What to do: Report back every line of the entries that contains "with", exactly as written.

Saved data entries
☆ ☆ ☆ ☆ ☆
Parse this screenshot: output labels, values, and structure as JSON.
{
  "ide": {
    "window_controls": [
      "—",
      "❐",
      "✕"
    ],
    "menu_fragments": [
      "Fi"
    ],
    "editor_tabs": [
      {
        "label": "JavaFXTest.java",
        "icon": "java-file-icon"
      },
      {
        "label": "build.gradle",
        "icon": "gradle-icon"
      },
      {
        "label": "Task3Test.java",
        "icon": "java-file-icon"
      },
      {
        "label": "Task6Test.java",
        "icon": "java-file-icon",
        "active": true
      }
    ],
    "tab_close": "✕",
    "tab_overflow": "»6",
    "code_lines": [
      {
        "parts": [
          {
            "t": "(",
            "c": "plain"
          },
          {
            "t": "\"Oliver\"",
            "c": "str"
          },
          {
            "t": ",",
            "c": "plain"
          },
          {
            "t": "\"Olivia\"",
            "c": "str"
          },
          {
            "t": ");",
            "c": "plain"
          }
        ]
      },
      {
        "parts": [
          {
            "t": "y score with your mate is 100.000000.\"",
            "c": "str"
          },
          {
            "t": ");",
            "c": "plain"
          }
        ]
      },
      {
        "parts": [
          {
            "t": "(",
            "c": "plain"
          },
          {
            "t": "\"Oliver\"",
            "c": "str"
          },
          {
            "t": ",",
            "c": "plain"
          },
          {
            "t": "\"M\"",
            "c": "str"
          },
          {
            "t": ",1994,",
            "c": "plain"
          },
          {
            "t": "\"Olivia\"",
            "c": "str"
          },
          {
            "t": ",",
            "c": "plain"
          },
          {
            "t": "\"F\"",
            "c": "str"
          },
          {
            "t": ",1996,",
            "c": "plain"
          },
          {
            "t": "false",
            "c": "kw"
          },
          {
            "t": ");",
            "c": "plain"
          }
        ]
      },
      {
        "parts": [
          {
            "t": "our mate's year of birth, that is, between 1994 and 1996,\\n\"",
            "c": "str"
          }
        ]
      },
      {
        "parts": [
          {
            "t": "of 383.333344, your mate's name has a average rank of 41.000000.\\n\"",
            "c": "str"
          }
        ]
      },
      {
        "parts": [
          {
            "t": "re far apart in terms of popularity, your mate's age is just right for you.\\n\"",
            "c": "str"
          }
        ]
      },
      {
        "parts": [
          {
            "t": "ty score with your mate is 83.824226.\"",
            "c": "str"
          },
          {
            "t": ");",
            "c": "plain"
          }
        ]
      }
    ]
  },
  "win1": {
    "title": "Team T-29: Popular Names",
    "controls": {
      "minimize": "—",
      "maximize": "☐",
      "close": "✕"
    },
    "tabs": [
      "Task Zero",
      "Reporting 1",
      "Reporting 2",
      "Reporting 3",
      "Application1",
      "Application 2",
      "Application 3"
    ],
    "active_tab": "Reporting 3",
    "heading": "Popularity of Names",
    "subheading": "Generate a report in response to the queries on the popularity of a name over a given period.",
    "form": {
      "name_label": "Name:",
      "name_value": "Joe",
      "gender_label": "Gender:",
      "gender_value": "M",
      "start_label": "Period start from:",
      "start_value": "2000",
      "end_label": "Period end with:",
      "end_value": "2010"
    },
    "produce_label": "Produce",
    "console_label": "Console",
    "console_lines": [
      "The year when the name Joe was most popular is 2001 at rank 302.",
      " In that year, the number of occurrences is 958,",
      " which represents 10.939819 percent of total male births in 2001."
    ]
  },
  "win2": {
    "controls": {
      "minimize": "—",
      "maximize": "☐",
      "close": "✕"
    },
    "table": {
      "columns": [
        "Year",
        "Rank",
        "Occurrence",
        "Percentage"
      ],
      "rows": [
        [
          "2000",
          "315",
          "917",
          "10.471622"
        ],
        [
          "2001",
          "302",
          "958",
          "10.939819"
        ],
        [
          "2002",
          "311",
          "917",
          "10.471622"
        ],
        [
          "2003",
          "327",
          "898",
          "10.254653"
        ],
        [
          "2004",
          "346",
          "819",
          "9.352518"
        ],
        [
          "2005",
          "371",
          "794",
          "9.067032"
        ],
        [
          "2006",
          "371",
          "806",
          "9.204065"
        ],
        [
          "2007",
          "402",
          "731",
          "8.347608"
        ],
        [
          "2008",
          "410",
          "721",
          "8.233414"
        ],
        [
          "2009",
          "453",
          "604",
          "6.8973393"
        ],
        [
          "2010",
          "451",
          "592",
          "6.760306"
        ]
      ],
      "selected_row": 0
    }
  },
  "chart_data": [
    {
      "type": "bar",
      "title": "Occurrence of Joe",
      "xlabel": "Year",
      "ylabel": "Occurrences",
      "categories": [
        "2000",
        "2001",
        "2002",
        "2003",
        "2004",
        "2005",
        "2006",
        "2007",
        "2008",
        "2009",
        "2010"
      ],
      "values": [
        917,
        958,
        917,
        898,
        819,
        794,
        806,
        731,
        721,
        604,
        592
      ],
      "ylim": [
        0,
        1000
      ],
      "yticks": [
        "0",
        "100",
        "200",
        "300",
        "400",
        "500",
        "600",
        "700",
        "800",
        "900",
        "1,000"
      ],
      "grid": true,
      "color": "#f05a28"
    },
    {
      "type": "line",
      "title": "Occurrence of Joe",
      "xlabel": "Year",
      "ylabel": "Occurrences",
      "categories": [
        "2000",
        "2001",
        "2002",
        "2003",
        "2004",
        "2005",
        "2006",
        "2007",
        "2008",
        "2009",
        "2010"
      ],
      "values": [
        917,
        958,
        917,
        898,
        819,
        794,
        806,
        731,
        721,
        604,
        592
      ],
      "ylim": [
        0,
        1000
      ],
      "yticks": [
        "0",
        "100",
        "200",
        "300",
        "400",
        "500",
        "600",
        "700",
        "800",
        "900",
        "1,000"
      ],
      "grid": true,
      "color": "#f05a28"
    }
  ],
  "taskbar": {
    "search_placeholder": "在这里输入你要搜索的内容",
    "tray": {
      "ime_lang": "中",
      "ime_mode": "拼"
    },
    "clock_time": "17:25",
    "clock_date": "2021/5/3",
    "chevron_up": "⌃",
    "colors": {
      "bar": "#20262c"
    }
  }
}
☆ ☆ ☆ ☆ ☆
Finished task:
            "t": "y score with your mate is 100.000000.\"",
            "t": "ty score with your mate is 83.824226.\"",
      "end_label": "Period end with:",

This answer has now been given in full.